While it was possible that someone had manipulated the tree to achieve a desired purpose, the general feeling was that nature is varied, and often produces patterns that can be considered meaningful.

Trees in trees

Another question about nature versus nurture was related to culturally-modified trees. The question was whether a tree growing in another tree was likely to have been sown by a person or naturally ‘planted’. In the picture below, the whitewood (Atalaya hemiglauca) has germinated about five metres up a dead scartree.

Photo by Jane Pye

Consultation within and beyond our experts group suggested that trees in trees are not uncommon and that planting could well have been natural, with the seed placed by birds, possums or bats.

One way of checking would be to estimate the age of the trees.

On the other hand, Kamilaroi contacts of the questioner believe that the plants were culturally sown and symbolise tribal unions. The three hosts are the bimble box, black box and coolabah and the most common guests are peach bush, wilga and currant bush. If you see any trees in trees, Jane Pye would like to hear from you at janepye6@gmail.com. See more at https://scartrees.com.au/galleries/trees-in-trees/.

Long stem planting for native trees

We were asked: Do you think long stem planting (deep planting) is good for most native trees?

Long stem planting was found to be successful with long lanky plants that most of us would agree had been left in the tubes in the nursery for too long. This system of planting was first practised with river oaks, casuarinas and the bottlebrushes that occur in alluvial soil along streams, and has also been used with rainforest species in a rainforest environment.

The questioner had included a list of plants, and it was thought that the two melaleucas on the list could be planted long stem, but that Acacia leptostachya which grows in inland Queensland might not be well-suited for the technique.

Method

  • If you are experiencing a drought or frost, wait until the seasonal growing conditions are improved. The plants should be grown in large forestry tubes (90 x 90 x 250 mm) and grouped together so that the taller plants become sun seekers. Use a fertiliser with less than 2% P (phosphorus).
  • Trim off all leaves except the top 15 cm. Dig hole to the depth of the length of plant minus about 20 cm. Fill hole with a bucket of water and allow to drain. Remove forestry tube and back fill the hole. It is best to put the soil back where it was – put the dirt from the bottom of the hole back in the bottom of the hole and work your way up. Do not import soil or put bagged soil (from the nursery) into the hole.
  • Water again. Usually no further watering is required, but if very dry, water deeply and then only so often – e.g. plant distressed, very dry and hot windy conditions, etc.
  • Protect plants from your furry friends as they will have a field day.

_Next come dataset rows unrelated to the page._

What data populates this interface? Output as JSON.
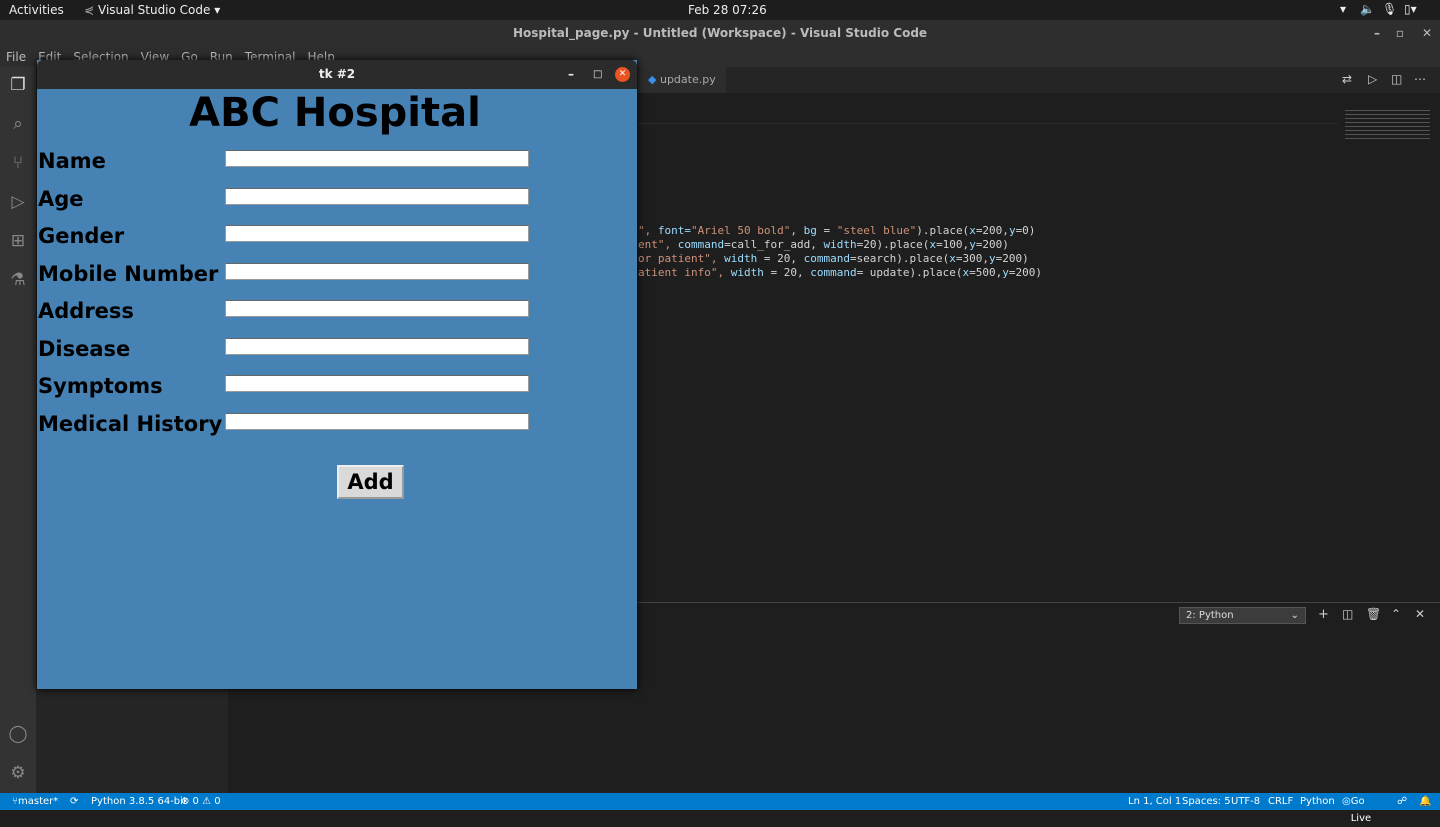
{
  "topbar": {
    "activities": "Activities",
    "app": "Visual Studio Code ▾",
    "clock": "Feb 28  07:26"
  },
  "window": {
    "title": "Hospital_page.py - Untitled (Workspace) - Visual Studio Code"
  },
  "menu": [
    "File",
    "Edit",
    "Selection",
    "View",
    "Go",
    "Run",
    "Terminal",
    "Help"
  ],
  "editor": {
    "tab": "update.py",
    "code": [
      [
        "\", ",
        "font=",
        "\"Ariel 50 bold\"",
        ", ",
        "bg",
        " = ",
        "\"steel blue\"",
        ").place(",
        "x",
        "=200,",
        "y",
        "=0)"
      ],
      [
        "ent\", ",
        "command",
        "=call_for_add, ",
        "width",
        "=20).place(",
        "x",
        "=100,",
        "y",
        "=200)"
      ],
      [
        "or patient\", ",
        "width",
        " = 20, ",
        "command",
        "=search).place(",
        "x",
        "=300,",
        "y",
        "=200)"
      ],
      [
        "atient info\", ",
        "width",
        " = 20, ",
        "command",
        "= update).place(",
        "x",
        "=500,",
        "y",
        "=200)"
      ]
    ]
  },
  "terminal": {
    "selected": "2: Python"
  },
  "status": {
    "branch": "master*",
    "python": "Python 3.8.5 64-bit",
    "problems": "⊗ 0 ⚠ 0",
    "position": "Ln 1, Col 1",
    "spaces": "Spaces: 5",
    "encoding": "UTF-8",
    "eol": "CRLF",
    "language": "Python",
    "golive": "Go Live"
  },
  "tk": {
    "title": "tk #2",
    "app_title": "ABC Hospital",
    "bg": "#4682b4",
    "fields": [
      {
        "label": "Name",
        "value": ""
      },
      {
        "label": "Age",
        "value": ""
      },
      {
        "label": "Gender",
        "value": ""
      },
      {
        "label": "Mobile Number",
        "value": ""
      },
      {
        "label": "Address",
        "value": ""
      },
      {
        "label": "Disease",
        "value": ""
      },
      {
        "label": "Symptoms",
        "value": ""
      },
      {
        "label": "Medical History",
        "value": ""
      }
    ],
    "add_label": "Add"
  }
}
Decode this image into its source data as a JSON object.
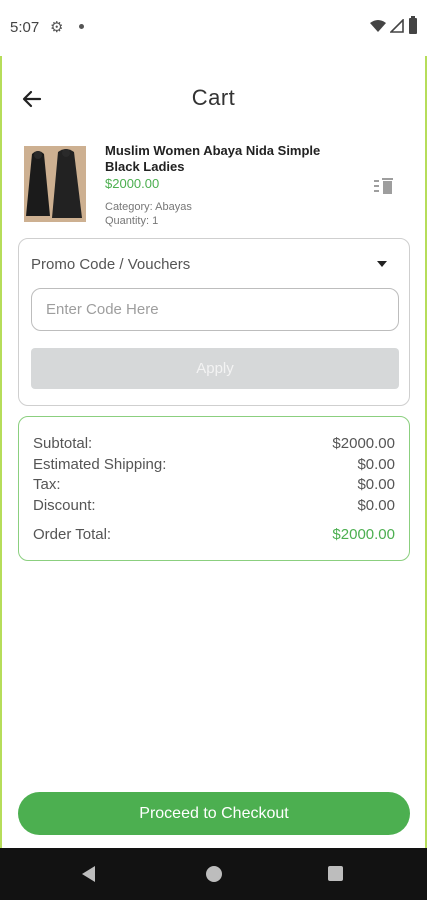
{
  "status_bar": {
    "time": "5:07",
    "icons": [
      "gear-icon",
      "notification-dot-icon",
      "wifi-icon",
      "signal-icon",
      "battery-icon"
    ]
  },
  "app_bar": {
    "title": "Cart",
    "back_icon": "arrow-left-icon"
  },
  "cart_item": {
    "name": "Muslim Women Abaya Nida Simple Black Ladies",
    "price": "$2000.00",
    "category_label": "Category:",
    "category_value": "Abayas",
    "quantity_label": "Quantity:",
    "quantity_value": "1",
    "delete_icon": "trash-icon"
  },
  "promo": {
    "header": "Promo Code / Vouchers",
    "input_value": "",
    "input_placeholder": "Enter Code Here",
    "apply_label": "Apply"
  },
  "summary": {
    "subtotal_label": "Subtotal:",
    "subtotal_value": "$2000.00",
    "shipping_label": "Estimated Shipping:",
    "shipping_value": "$0.00",
    "tax_label": "Tax:",
    "tax_value": "$0.00",
    "discount_label": "Discount:",
    "discount_value": "$0.00",
    "total_label": "Order Total:",
    "total_value": "$2000.00"
  },
  "checkout": {
    "label": "Proceed to Checkout"
  },
  "colors": {
    "accent": "#4caf50",
    "border_green": "#8bcf7f",
    "disabled_button": "#d6d8d9",
    "nav_bar": "#121212"
  }
}
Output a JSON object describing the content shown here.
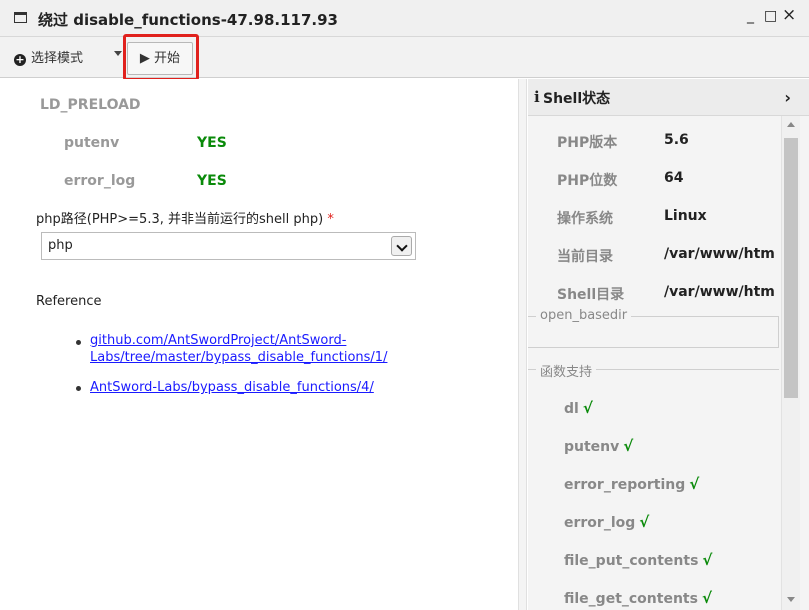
{
  "window": {
    "title": "绕过 disable_functions-47.98.117.93",
    "minimize": "_",
    "maximize": "□",
    "close": "×"
  },
  "toolbar": {
    "mode_label": "选择模式",
    "start_label": "▶ 开始"
  },
  "left": {
    "section_title": "LD_PRELOAD",
    "checks": [
      {
        "key": "putenv",
        "value": "YES"
      },
      {
        "key": "error_log",
        "value": "YES"
      }
    ],
    "php_path_label": "php路径(PHP>=5.3, 并非当前运行的shell php)",
    "required_mark": "*",
    "php_select_value": "php",
    "reference_title": "Reference",
    "references": [
      "github.com/AntSwordProject/AntSword-Labs/tree/master/bypass_disable_functions/1/",
      "AntSword-Labs/bypass_disable_functions/4/"
    ]
  },
  "right": {
    "icon": "info-icon",
    "title": "Shell状态",
    "info": [
      {
        "key": "PHP版本",
        "value": "5.6"
      },
      {
        "key": "PHP位数",
        "value": "64"
      },
      {
        "key": "操作系统",
        "value": "Linux"
      },
      {
        "key": "当前目录",
        "value": "/var/www/htm"
      },
      {
        "key": "Shell目录",
        "value": "/var/www/htm"
      }
    ],
    "open_basedir_legend": "open_basedir",
    "functions_legend": "函数支持",
    "check_mark": "√",
    "functions": [
      "dl",
      "putenv",
      "error_reporting",
      "error_log",
      "file_put_contents",
      "file_get_contents"
    ]
  },
  "colors": {
    "yes_green": "#0a8a0a",
    "link_blue": "#1a1aff",
    "highlight_red": "#e0201c"
  }
}
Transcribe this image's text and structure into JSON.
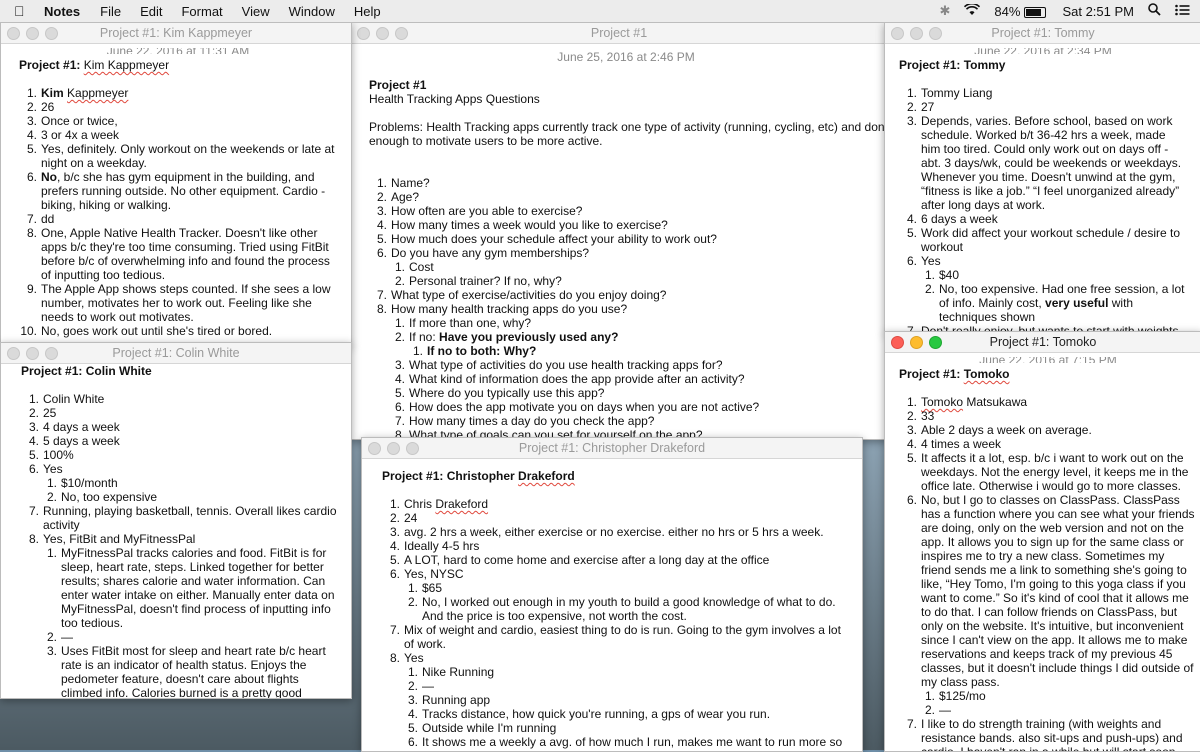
{
  "menubar": {
    "app": "Notes",
    "items": [
      "File",
      "Edit",
      "Format",
      "View",
      "Window",
      "Help"
    ],
    "battery": "84%",
    "clock": "Sat 2:51 PM"
  },
  "windows": {
    "kim": {
      "title": "Project #1: Kim Kappmeyer",
      "date": "June 22, 2016 at 11:31 AM",
      "header_prefix": "Project #1:",
      "header_name": "Kim Kappmeyer",
      "items": [
        {
          "n": "1.",
          "name_bold": "Kim",
          "name_sq": "Kappmeyer"
        },
        {
          "n": "2.",
          "t": "26"
        },
        {
          "n": "3.",
          "t": "Once or twice,"
        },
        {
          "n": "4.",
          "t": "3 or 4x a week"
        },
        {
          "n": "5.",
          "t": "Yes, definitely. Only workout on the weekends or late at night on a weekday."
        },
        {
          "n": "6.",
          "b": "No",
          "t": ", b/c she has gym equipment in the building, and prefers running outside. No other equipment. Cardio - biking, hiking or walking."
        },
        {
          "n": "7.",
          "t": "dd"
        },
        {
          "n": "8.",
          "t": "One, Apple Native Health Tracker. Doesn't like other apps b/c they're too time consuming. Tried using FitBit before b/c of overwhelming info and found the process of inputting too tedious."
        },
        {
          "n": "9.",
          "t": "The Apple App shows steps counted. If she sees a low number, motivates her to work out. Feeling like she needs to work out motivates."
        },
        {
          "n": "10.",
          "t": "No, goes work out until she's tired or bored."
        }
      ]
    },
    "main": {
      "title": "Project #1",
      "date": "June 25, 2016 at 2:46 PM",
      "header": "Project #1",
      "subtitle": "Health Tracking Apps Questions",
      "problems": "Problems: Health Tracking apps currently track one type of activity (running, cycling, etc) and don't do enough to motivate users to be more active.",
      "items": [
        {
          "n": "1.",
          "t": "Name?"
        },
        {
          "n": "2.",
          "t": "Age?"
        },
        {
          "n": "3.",
          "t": "How often are you able to exercise?"
        },
        {
          "n": "4.",
          "t": "How many times a week would you like to exercise?"
        },
        {
          "n": "5.",
          "t": "How much does your schedule affect your ability to work out?"
        },
        {
          "n": "6.",
          "t": "Do you have any gym memberships?"
        },
        {
          "n": "1.",
          "t": "Cost",
          "lvl": 2
        },
        {
          "n": "2.",
          "t": "Personal trainer? If no, why?",
          "lvl": 2
        },
        {
          "n": "7.",
          "t": "What type of exercise/activities do you enjoy doing?"
        },
        {
          "n": "8.",
          "t": "How many health tracking apps do you use?"
        },
        {
          "n": "1.",
          "t": "If more than one, why?",
          "lvl": 2
        },
        {
          "n": "2.",
          "t": "If no: ",
          "b": "Have you previously used any?",
          "lvl": 2
        },
        {
          "n": "1.",
          "b": "If no to both: Why?",
          "lvl": 3
        },
        {
          "n": "3.",
          "t": "What type of activities do you use health tracking apps for?",
          "lvl": 2
        },
        {
          "n": "4.",
          "t": "What kind of information does the app provide after an activity?",
          "lvl": 2
        },
        {
          "n": "5.",
          "t": "Where do you typically use this app?",
          "lvl": 2
        },
        {
          "n": "6.",
          "t": "How does the app motivate you on days when you are not active?",
          "lvl": 2
        },
        {
          "n": "7.",
          "t": "How many times a day do you check the app?",
          "lvl": 2
        },
        {
          "n": "8.",
          "t": "What type of goals can you set for yourself on the app?",
          "lvl": 2
        }
      ]
    },
    "tommy": {
      "title": "Project #1: Tommy",
      "date": "June 22, 2016 at 2:34 PM",
      "header": "Project #1: Tommy",
      "items": [
        {
          "n": "1.",
          "t": "Tommy Liang"
        },
        {
          "n": "2.",
          "t": "27"
        },
        {
          "n": "3.",
          "t": "Depends, varies. Before school, based on work schedule. Worked b/t 36-42 hrs a week, made him too tired. Could only work out on days off - abt. 3 days/wk, could be weekends or weekdays. Whenever you time. Doesn't unwind at the gym, “fitness is like a job.” “I feel unorganized already” after long days at work."
        },
        {
          "n": "4.",
          "t": "6 days a week"
        },
        {
          "n": "5.",
          "t": "Work did affect your workout schedule / desire to workout"
        },
        {
          "n": "6.",
          "t": "Yes"
        },
        {
          "n": "1.",
          "t": "$40",
          "lvl": 2
        },
        {
          "n": "2.",
          "t": "No, too expensive. Had one free session, a lot of info. Mainly cost, ",
          "b": "very useful",
          "t2": " with techniques shown",
          "lvl": 2
        },
        {
          "n": "7.",
          "t": "Don't really enjoy, but wants to start with weights."
        }
      ]
    },
    "colin": {
      "title": "Project #1: Colin White",
      "header": "Project #1: Colin White",
      "items": [
        {
          "n": "1.",
          "t": "Colin White"
        },
        {
          "n": "2.",
          "t": "25"
        },
        {
          "n": "3.",
          "t": "4 days a week"
        },
        {
          "n": "4.",
          "t": "5 days a week"
        },
        {
          "n": "5.",
          "t": "100%"
        },
        {
          "n": "6.",
          "t": "Yes"
        },
        {
          "n": "1.",
          "t": "$10/month",
          "lvl": 2
        },
        {
          "n": "2.",
          "t": "No, too expensive",
          "lvl": 2
        },
        {
          "n": "7.",
          "t": "Running, playing basketball, tennis. Overall likes cardio activity"
        },
        {
          "n": "8.",
          "t": "Yes, FitBit and MyFitnessPal"
        },
        {
          "n": "1.",
          "t": "MyFitnessPal tracks calories and food. FitBit is for sleep, heart rate, steps. Linked together for better results; shares calorie and water information. Can enter water intake on either. Manually enter data on MyFitnessPal, doesn't find process of inputting info too tedious.",
          "lvl": 2
        },
        {
          "n": "2.",
          "t": "—",
          "lvl": 2
        },
        {
          "n": "3.",
          "t": "Uses FitBit most for sleep and heart rate b/c heart rate is an indicator of health status. Enjoys the pedometer feature, doesn't care about flights climbed info. Calories burned is a pretty good feature b/c it",
          "lvl": 2
        }
      ]
    },
    "chris": {
      "title": "Project #1: Christopher Drakeford",
      "header_prefix": "Project #1: Christopher",
      "header_name": "Drakeford",
      "items": [
        {
          "n": "1.",
          "t": "Chris ",
          "sq": "Drakeford"
        },
        {
          "n": "2.",
          "t": "24"
        },
        {
          "n": "3.",
          "t": "avg. 2 hrs a week, either exercise or no exercise. either no hrs or 5 hrs a week."
        },
        {
          "n": "4.",
          "t": "Ideally 4-5 hrs"
        },
        {
          "n": "5.",
          "t": "A LOT, hard to come home and exercise after a long day at the office"
        },
        {
          "n": "6.",
          "t": "Yes, NYSC"
        },
        {
          "n": "1.",
          "t": "$65",
          "lvl": 2
        },
        {
          "n": "2.",
          "t": "No, I worked out enough in my youth to build a good knowledge of what to do. And the price is too expensive, not worth the cost.",
          "lvl": 2
        },
        {
          "n": "7.",
          "t": "Mix of weight and cardio, easiest thing to do is run. Going to the gym involves a lot of work."
        },
        {
          "n": "8.",
          "t": "Yes"
        },
        {
          "n": "1.",
          "t": "Nike Running",
          "lvl": 2
        },
        {
          "n": "2.",
          "t": "—",
          "lvl": 2
        },
        {
          "n": "3.",
          "t": "Running app",
          "lvl": 2
        },
        {
          "n": "4.",
          "t": "Tracks distance, how quick you're running, a gps of wear you run.",
          "lvl": 2
        },
        {
          "n": "5.",
          "t": "Outside while I'm running",
          "lvl": 2
        },
        {
          "n": "6.",
          "t": "It shows me a weekly a avg. of how much I run, makes me want to run more so i",
          "lvl": 2
        }
      ]
    },
    "tomoko": {
      "title": "Project #1: Tomoko",
      "date": "June 22, 2016 at 7:15 PM",
      "header_prefix": "Project #1:",
      "header_name": "Tomoko",
      "items": [
        {
          "n": "1.",
          "sq": "Tomoko",
          "t": " Matsukawa"
        },
        {
          "n": "2.",
          "t": "33"
        },
        {
          "n": "3.",
          "t": "Able 2 days a week on average."
        },
        {
          "n": "4.",
          "t": "4 times a week"
        },
        {
          "n": "5.",
          "t": "It affects it a lot, esp. b/c i want to work out on the weekdays. Not the energy level, it keeps me in the office late. Otherwise i would go to more classes."
        },
        {
          "n": "6.",
          "t": "No, but I go to classes on ClassPass. ClassPass has a function where you can see what your friends are doing, only on the web version and not on the app. It allows you to sign up for the same class or inspires me to try a new class. Sometimes my friend sends me a link to something she's going to like, “Hey Tomo, I'm going to this yoga class if you want to come.” So it's kind of cool that it allows me to do that. I can follow friends on ClassPass, but only on the website. It's intuitive, but inconvenient since I can't view on the app. It allows me to make reservations and keeps track of my previous 45 classes, but it doesn't include things I did outside of my class pass."
        },
        {
          "n": "1.",
          "t": "$125/mo",
          "lvl": 2
        },
        {
          "n": "2.",
          "t": "—",
          "lvl": 2
        },
        {
          "n": "7.",
          "t": "I like to do strength training (with weights and resistance bands. also sit-ups and push-ups) and cardio. I haven't ran in a while but will start soon since the weather is nicer. Work affects my ability to run as"
        }
      ]
    }
  }
}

A ‘Gardening Australia’ factsheet mentions that Bill Hicks of the Australian Plants Society developed this method for native plants – https://www.abc.net.au/gardening/factsheets/long-stem-planting/9430210. And there is lots more information in the long stem planting guide from the APS Central Coast Group at https://austplants.com.au/sys/website/?pageId=18177.

Thanks to Mark Abell, John Aitken, Rod Bray, Ralph Cartwright, Rhonda Daniels, Alix Goodwin, Graeme Ingall, Heather Miles, John Nevin, Jonathan Palmer, Jane Pye, Merle Thompson, Dick Turner, Jason Wilson.